The Critical Pivot

Today, the Fed comprises two parts: the Board of Governors and the Federal Open Market Committee (FOMC).

We’re only concerned with the FOMC for our investing purposes, as it’s responsible for open market operations.

The FOMC meets eight times a year, and, since 1977, it’s operated under a “dual mandate.”

But it really has three main goals.

First, it wants to keep prices stable.

Second, it attempts to maximize economic output while maintaining stable employment numbers.

And finally, it tries to avoid high inflation or deflation.

Right now, the Fed is focused solely on inflation.

And even though inflation is coming down, it's still red hot, so consumers won't feel the positive effects until months after the fact.

That’s why the Fed has kept dramatically increasing the fed funds rate to combat inflation.

Now, the fed funds rate is simply the interest rate at which banks lend money to each other.

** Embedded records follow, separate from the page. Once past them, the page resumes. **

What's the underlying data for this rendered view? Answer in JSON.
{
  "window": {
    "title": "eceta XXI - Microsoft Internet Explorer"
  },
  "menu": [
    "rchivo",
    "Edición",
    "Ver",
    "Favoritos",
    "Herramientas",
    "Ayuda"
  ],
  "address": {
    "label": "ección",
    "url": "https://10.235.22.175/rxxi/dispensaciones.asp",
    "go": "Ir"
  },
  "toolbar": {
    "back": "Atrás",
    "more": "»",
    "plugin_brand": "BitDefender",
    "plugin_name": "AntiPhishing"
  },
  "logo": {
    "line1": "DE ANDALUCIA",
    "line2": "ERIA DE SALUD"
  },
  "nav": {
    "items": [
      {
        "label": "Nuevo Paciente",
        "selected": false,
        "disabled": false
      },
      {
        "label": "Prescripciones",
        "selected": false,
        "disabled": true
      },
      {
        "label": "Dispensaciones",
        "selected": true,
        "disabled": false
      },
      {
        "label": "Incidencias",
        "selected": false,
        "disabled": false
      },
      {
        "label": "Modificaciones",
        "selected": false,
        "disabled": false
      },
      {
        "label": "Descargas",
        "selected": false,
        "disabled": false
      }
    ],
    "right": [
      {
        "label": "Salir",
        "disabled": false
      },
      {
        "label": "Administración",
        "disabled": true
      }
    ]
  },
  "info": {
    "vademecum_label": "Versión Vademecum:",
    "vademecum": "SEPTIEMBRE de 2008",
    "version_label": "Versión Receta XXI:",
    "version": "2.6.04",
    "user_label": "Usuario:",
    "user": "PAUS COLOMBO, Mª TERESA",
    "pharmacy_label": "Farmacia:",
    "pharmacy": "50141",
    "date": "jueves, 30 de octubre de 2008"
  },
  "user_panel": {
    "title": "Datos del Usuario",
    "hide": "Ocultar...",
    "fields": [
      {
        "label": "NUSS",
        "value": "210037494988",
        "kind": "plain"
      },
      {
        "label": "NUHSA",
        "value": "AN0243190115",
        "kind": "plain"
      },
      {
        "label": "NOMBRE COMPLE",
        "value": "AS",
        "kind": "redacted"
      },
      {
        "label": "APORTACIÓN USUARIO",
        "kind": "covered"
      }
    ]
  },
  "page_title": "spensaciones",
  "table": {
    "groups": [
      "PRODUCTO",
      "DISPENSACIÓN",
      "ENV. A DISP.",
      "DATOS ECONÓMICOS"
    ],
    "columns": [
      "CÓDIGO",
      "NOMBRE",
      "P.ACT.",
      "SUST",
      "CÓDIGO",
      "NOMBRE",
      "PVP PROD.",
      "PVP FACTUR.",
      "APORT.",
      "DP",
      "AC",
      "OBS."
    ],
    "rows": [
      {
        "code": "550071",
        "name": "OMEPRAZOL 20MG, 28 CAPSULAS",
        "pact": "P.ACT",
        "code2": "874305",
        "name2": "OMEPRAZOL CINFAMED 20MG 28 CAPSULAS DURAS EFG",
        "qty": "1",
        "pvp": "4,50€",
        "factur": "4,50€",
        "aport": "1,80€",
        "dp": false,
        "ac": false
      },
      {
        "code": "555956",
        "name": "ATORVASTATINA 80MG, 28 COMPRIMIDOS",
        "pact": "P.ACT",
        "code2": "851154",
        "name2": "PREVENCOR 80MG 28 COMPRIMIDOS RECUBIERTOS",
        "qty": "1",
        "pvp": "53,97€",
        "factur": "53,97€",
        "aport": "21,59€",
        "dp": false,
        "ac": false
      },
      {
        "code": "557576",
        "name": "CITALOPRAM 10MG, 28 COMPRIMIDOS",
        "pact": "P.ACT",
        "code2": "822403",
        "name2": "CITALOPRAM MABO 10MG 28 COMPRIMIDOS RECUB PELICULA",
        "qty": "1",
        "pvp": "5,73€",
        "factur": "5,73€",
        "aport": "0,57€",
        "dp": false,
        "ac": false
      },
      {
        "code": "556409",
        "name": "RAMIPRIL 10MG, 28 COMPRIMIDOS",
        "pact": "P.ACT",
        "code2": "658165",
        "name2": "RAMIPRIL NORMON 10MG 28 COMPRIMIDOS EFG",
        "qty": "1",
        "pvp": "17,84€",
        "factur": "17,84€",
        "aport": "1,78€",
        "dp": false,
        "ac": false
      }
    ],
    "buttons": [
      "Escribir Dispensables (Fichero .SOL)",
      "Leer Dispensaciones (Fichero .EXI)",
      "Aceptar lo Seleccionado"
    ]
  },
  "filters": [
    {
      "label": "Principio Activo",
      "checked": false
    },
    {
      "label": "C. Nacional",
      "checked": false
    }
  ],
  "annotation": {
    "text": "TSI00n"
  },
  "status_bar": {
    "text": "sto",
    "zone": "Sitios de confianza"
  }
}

High rates equal falling stock prices...

Low rates equal rising stock prices...

Raising rates essentially adds an extra tax to anyone who uses the U.S. dollar, which is the entire world!

High rates also make it more expensive to borrow, which lowers the money supply and, in theory, brings down inflation.

In order to measure that inflation, the Fed carefully studies one economic measure above all else...

It's this important number that will spark what we're calling the "critical pivot" — the exact moment the market turns around and enters the next bull run.

And we think it could be right around the corner...

That's why I've created an urgent investor presentation detailing the moment stocks could reverse to the upside.

I've opened up free access to it right here.

I urge you to watch it before it's too late.

Stay frosty,

Alexander Boulden
Editor, Outsider Club

After Alexander’s passion for economics and investing drew him to one of the largest financial publishers in the world, where he rubbed elbows with former Chicago Board Options Exchange floor traders, Wall Street hedge fund managers, and International Monetary Fund analysts, he decided to take up the pen and guide others through this new age of investing. Check out his editor's page here.

Want to hear more from Alexander? Sign up to receive emails directly from him ranging from market commentaries to opportunities that he has his eye on. 

Heal Your Ailing Portfolio Body